And it's understood that taking on world problems means more than briefly and violently smacking Saddam Hussein, that it may well have to include long-term commitments to "nation building" (something President Bush once dismissed but has been forced to rethink in mopping up in Afghanistan and in a post-Saddam Iraq) and sharing more of the nation's wealth abroad.
Most would agree with Secretary of State Colin Powell who said last week, "Our well-being depends on the well-being of the rest of the world." As 9/11 recedes in time (if not in memory), the "old normal" reemerges in other ways including a strong concern for civil liberties and the freedom of dissent.
In Washington next month, venerable antiwarrior Ramsey Clark will lead a protest against possible war with Iraq. We see no more of Ralph Nader than we do of Osama bin Laden these days. Still, as expressions of patriotism become less rally-round-the-flag reflexive and more thoughtful, political progressives are finding ways to more obviously reenter the public dialogue.
"As the Bush administration paints itself into a corner, we could be headed toward a new liberal moment," Todd Gitlin, long-ago head of Students for a Democratic Society and now Columbia University professor, wrote recently in the New York Times.
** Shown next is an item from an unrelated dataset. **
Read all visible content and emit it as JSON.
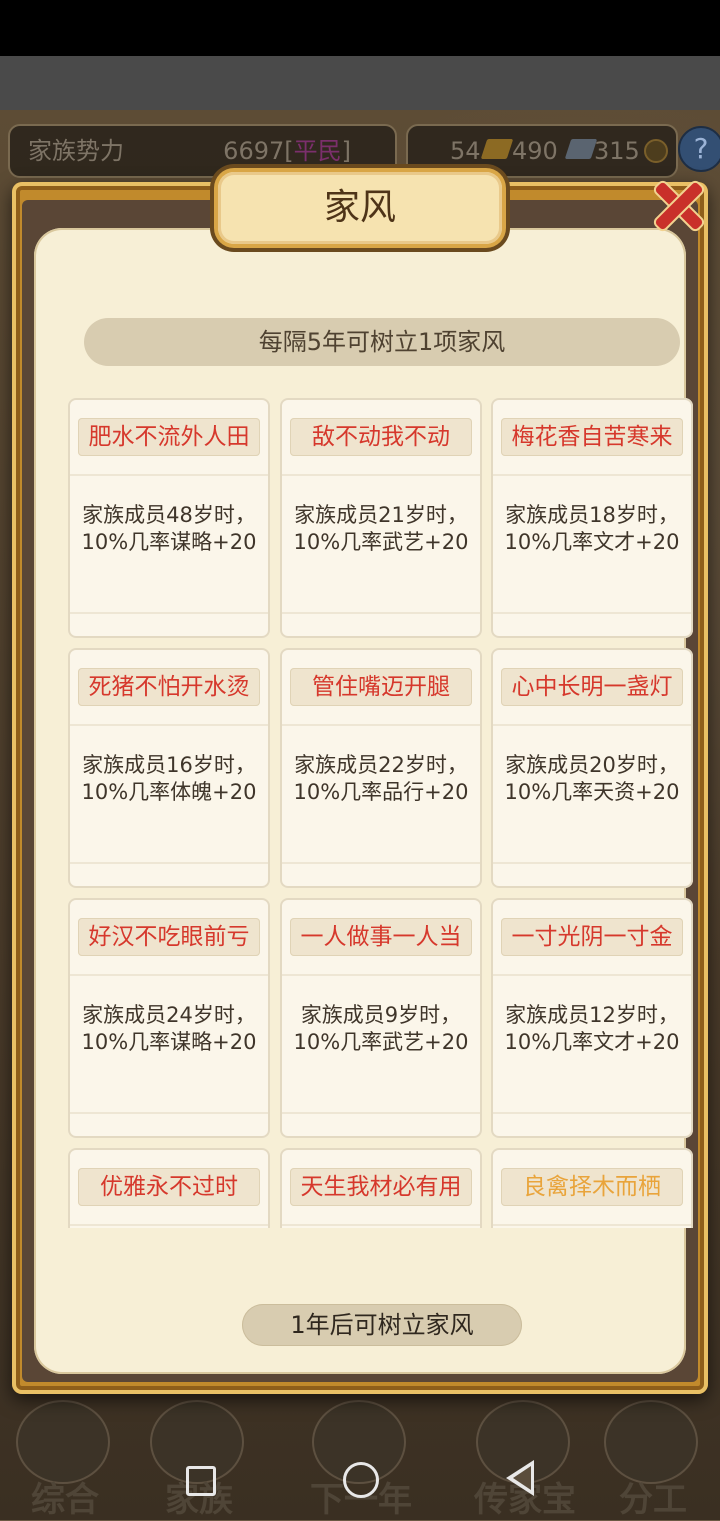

Well, maybe. At this point, this is no more certain than the opposite view that Americans have become more conservative in outlook and politics since the country came under terrorist attack, and that this will affect domestic policy accordingly.
It's too soon to tell now whether those things summed up as the "new normal" are lasting whether they go as deep as character, whether they'll have any real effect on how Americans see themselves or conduct their lives a generation or two from now. It's too soon, and it's too close.
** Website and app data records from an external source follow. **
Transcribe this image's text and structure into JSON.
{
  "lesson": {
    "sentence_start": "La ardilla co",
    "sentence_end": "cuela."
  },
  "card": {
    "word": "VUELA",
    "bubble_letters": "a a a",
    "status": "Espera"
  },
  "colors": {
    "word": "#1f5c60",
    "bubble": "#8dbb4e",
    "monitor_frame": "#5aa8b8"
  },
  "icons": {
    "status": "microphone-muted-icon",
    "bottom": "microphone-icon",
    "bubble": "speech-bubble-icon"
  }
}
There's something else too: An awful event over in a few hours as contrasted with something like the war in Vietnam that was far more costly but took more than a decade to play out (killing 20 times as many Americans as were lost last Sept. 11) is bound to be more shocking. But it doesn't necessarily have the same impact over time. Well, maybe.
For now, we'll have to settle for what daily reporting, snapshot public-opinion polls, and short-term analysis can give us. The perspective that historians bring necessarily comes later.
Journalism, it is said, is the first draft of history. We're still writing that first draft, all of us.
More accurate history will take longer; lasting art will take longer still. It wasn't until a generation after the Civil War that the first great book to tackle that historical fault line, that threshold, was written: "The Red Badge of Courage," by a young man Stephen Crane who hadn't been born when Robert E. Lee surrendered to Ulysses S. Grant at Appomattox.
"It takes time to layer all this together in this complex country," observes Kevin Starr, California's state historian. "So we're between acts. The play is on.
We've seen Act 1, we've gone out for a breath of fresh air, but we know we have to go back in again. The play is not finished."